■ **EXERCISE GOAL**: Search the listing below, and show each line that includes the word "name".

■ **DATA PROVIDED**:
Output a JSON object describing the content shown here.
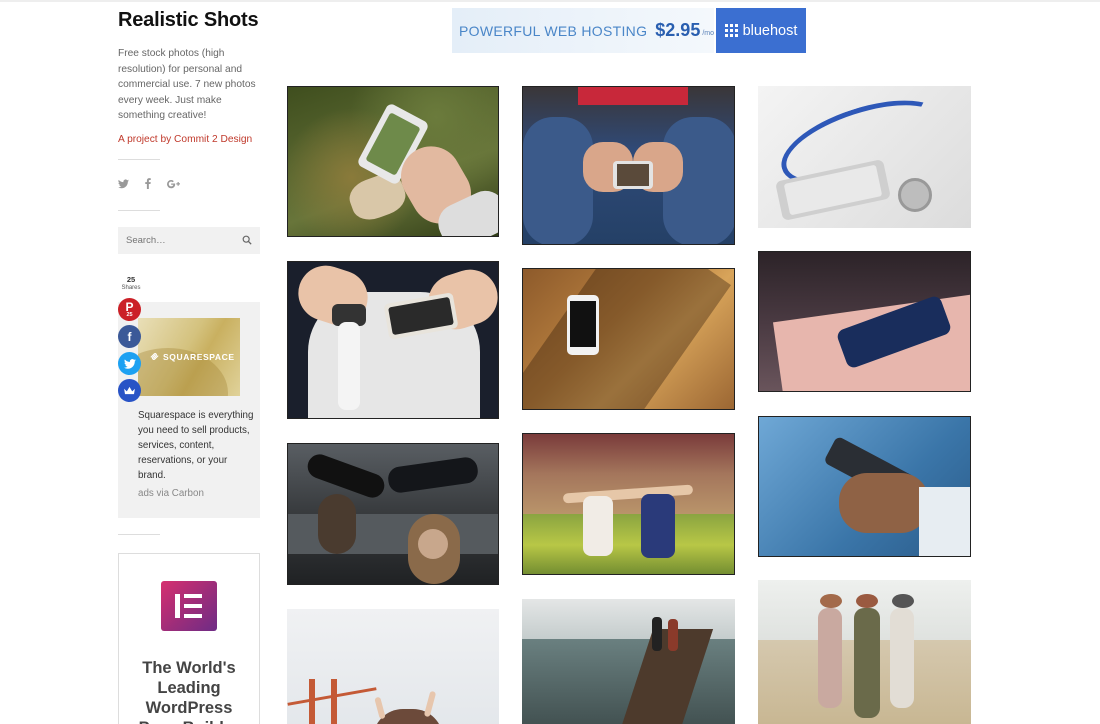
{
  "site": {
    "title": "Realistic Shots",
    "description": "Free stock photos (high resolution) for personal and commercial use. 7 new photos every week. Just make something creative!",
    "project_link": "A project by Commit 2 Design"
  },
  "social": {
    "twitter_icon": "twitter-icon",
    "facebook_icon": "facebook-icon",
    "googleplus_icon": "google-plus-icon"
  },
  "search": {
    "placeholder": "Search…"
  },
  "share": {
    "count": "25",
    "count_label": "Shares",
    "pinterest_count": "25",
    "buttons": [
      "pinterest-icon",
      "facebook-icon",
      "twitter-icon",
      "sumo-icon"
    ]
  },
  "carbon_ad": {
    "brand": "SQUARESPACE",
    "text": "Squarespace is everything you need to sell products, services, content, reservations, or your brand.",
    "via": "ads via Carbon"
  },
  "elementor_ad": {
    "text": "The World's Leading WordPress Page Builder"
  },
  "banner": {
    "headline": "POWERFUL WEB HOSTING",
    "price": "$2.95",
    "per": "/mo",
    "brand": "bluehost"
  },
  "gallery": {
    "photos": [
      {
        "alt": "phone-in-hand-on-grass"
      },
      {
        "alt": "person-holding-phone-on-lap"
      },
      {
        "alt": "stethoscope-and-phone"
      },
      {
        "alt": "hands-with-smartwatch-and-phone"
      },
      {
        "alt": "phone-on-wooden-table"
      },
      {
        "alt": "dark-phone-on-pink-book"
      },
      {
        "alt": "people-lying-on-car"
      },
      {
        "alt": "dancers-in-field"
      },
      {
        "alt": "hand-holding-phone-blue"
      },
      {
        "alt": "bridge-with-raised-hands"
      },
      {
        "alt": "couple-on-railway-bridge"
      },
      {
        "alt": "three-women-on-beach"
      }
    ]
  }
}
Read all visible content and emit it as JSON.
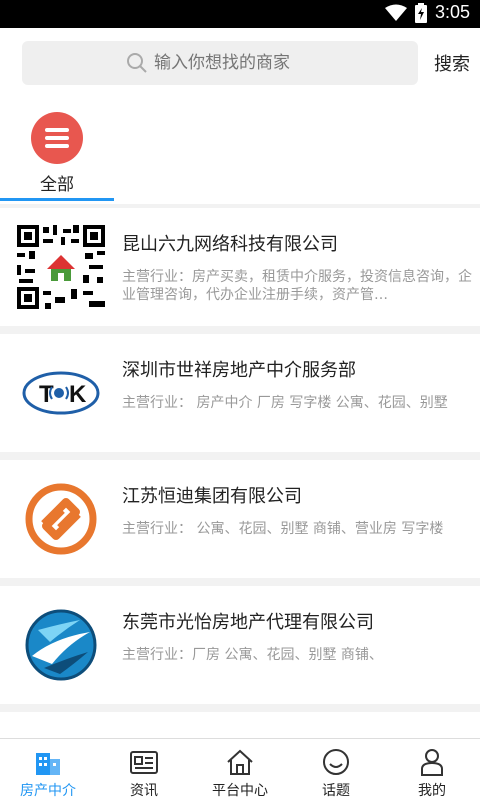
{
  "status_bar": {
    "time": "3:05"
  },
  "search": {
    "placeholder": "输入你想找的商家",
    "button_label": "搜索"
  },
  "category": {
    "label": "全部"
  },
  "merchants": [
    {
      "name": "昆山六九网络科技有限公司",
      "description": "主营行业：房产买卖，租赁中介服务，投资信息咨询，企业管理咨询，代办企业注册手续，资产管…",
      "logo": "qr-code-logo"
    },
    {
      "name": "深圳市世祥房地产中介服务部",
      "description": "主营行业：   房产中介 厂房 写字楼 公寓、花园、别墅",
      "logo": "tok-logo",
      "logo_text": "TK"
    },
    {
      "name": "江苏恒迪集团有限公司",
      "description": "主营行业：   公寓、花园、别墅 商铺、营业房 写字楼",
      "logo": "orange-s-logo"
    },
    {
      "name": "东莞市光怡房地产代理有限公司",
      "description": "主营行业：厂房 公寓、花园、别墅 商铺、",
      "logo": "blue-swoosh-logo"
    },
    {
      "name": "",
      "description": "",
      "logo": ""
    }
  ],
  "tabs": [
    {
      "label": "房产中介",
      "icon": "building-icon",
      "active": true
    },
    {
      "label": "资讯",
      "icon": "news-icon",
      "active": false
    },
    {
      "label": "平台中心",
      "icon": "home-icon",
      "active": false
    },
    {
      "label": "话题",
      "icon": "smile-icon",
      "active": false
    },
    {
      "label": "我的",
      "icon": "person-icon",
      "active": false
    }
  ],
  "colors": {
    "accent": "#2196f3",
    "category_circle": "#e8574f",
    "muted_text": "#999999"
  }
}
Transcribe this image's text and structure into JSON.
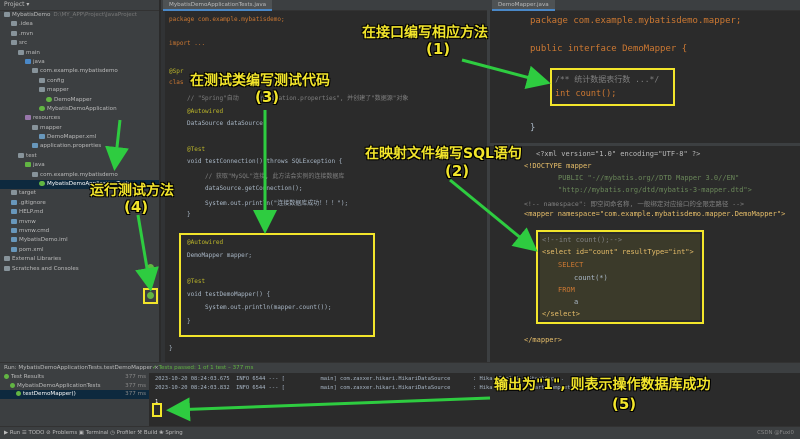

■ **SOLUTION FOR THIS EXERCISE**:
      "name": "昆山六九网络科技有限公司",
      "name": "深圳市世祥房地产中介服务部",
      "name": "江苏恒迪集团有限公司",
      "name": "东莞市光怡房地产代理有限公司",
      "name": "",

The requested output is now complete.